What you are asked to do = Wherever "メール開封" turns up in the entries, copy out the line that holds it.

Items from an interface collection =
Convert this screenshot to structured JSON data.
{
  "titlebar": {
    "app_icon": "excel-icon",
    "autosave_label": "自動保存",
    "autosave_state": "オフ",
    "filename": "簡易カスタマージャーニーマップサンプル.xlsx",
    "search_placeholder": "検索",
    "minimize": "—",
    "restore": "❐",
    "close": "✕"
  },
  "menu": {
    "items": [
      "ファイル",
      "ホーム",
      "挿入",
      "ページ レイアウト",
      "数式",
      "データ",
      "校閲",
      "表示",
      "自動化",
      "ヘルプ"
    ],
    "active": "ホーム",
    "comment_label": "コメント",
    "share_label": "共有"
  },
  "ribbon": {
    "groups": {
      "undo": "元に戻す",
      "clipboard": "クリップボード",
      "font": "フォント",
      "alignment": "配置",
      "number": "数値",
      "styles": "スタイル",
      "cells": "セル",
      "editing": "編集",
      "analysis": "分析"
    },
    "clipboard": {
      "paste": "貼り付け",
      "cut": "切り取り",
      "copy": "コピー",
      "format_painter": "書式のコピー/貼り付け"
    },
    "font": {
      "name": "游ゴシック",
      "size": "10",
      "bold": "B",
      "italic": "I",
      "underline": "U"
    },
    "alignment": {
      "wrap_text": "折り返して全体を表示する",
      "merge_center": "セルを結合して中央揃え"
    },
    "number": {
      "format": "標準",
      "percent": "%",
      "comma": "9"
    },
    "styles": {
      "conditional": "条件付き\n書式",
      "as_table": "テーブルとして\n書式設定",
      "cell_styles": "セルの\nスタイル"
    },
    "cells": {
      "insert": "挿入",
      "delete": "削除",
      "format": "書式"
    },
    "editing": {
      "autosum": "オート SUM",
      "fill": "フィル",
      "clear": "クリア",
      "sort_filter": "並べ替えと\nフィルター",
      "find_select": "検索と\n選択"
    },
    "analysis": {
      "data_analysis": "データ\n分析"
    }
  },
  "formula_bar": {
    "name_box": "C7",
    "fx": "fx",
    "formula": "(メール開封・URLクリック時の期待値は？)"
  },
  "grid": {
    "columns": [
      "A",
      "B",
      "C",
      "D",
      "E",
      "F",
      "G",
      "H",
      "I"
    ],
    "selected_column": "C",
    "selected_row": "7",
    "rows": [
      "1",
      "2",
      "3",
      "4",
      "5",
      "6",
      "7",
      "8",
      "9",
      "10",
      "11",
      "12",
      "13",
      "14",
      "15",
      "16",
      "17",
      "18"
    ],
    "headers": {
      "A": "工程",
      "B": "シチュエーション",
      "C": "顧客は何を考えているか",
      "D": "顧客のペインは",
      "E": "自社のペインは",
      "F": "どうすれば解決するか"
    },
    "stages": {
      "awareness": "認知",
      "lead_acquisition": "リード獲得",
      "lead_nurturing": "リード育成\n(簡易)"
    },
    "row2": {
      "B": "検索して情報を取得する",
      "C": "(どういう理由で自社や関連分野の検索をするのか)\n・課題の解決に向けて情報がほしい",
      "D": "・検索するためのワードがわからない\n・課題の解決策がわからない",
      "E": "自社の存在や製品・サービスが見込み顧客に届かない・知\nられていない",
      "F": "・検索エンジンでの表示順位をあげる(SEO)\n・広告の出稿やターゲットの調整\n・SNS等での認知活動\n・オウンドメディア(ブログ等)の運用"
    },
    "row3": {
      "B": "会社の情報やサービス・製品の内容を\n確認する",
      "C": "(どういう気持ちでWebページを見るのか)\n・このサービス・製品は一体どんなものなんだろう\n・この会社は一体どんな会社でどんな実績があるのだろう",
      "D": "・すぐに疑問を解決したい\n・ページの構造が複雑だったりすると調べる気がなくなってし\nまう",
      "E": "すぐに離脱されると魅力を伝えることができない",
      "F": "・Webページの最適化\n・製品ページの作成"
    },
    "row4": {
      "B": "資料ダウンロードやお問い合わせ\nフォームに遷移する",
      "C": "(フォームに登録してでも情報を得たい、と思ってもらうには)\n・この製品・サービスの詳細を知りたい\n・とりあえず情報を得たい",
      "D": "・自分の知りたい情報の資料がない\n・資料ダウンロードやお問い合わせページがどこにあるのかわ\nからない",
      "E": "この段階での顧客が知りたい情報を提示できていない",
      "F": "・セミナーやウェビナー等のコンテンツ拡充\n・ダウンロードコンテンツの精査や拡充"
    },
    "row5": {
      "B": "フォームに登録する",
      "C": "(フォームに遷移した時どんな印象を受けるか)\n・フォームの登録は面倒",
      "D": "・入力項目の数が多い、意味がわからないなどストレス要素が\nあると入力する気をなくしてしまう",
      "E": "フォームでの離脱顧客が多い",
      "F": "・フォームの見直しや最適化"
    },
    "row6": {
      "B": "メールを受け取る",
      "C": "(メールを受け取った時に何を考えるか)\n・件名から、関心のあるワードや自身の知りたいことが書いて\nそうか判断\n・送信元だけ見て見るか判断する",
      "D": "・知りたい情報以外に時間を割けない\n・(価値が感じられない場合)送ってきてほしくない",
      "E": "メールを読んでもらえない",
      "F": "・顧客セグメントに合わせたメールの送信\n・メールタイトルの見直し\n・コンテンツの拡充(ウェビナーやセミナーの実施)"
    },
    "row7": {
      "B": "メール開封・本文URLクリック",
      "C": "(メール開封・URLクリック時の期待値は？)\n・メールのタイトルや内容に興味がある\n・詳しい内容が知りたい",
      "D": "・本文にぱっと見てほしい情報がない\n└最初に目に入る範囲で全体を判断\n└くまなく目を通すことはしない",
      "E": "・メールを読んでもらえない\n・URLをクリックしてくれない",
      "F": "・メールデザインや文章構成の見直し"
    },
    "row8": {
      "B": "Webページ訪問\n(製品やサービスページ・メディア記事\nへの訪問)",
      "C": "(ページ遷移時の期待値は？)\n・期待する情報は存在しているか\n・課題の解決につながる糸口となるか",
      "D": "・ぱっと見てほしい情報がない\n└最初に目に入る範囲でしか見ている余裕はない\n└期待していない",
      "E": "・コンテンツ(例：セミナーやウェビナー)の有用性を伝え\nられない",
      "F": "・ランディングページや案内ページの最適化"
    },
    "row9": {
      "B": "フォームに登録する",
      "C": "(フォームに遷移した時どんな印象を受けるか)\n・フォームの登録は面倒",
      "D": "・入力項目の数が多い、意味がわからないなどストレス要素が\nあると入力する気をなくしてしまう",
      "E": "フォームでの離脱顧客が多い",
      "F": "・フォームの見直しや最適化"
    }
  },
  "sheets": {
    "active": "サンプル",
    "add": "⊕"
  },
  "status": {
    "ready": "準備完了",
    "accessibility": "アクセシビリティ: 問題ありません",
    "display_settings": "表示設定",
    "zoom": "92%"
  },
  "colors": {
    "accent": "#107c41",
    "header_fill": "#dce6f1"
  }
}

Reply =
    "formula": "(メール開封・URLクリック時の期待値は？)"
      "B": "メール開封・本文URLクリック",
      "C": "(メール開封・URLクリック時の期待値は？)\n・メールのタイトルや内容に興味がある\n・詳しい内容が知りたい",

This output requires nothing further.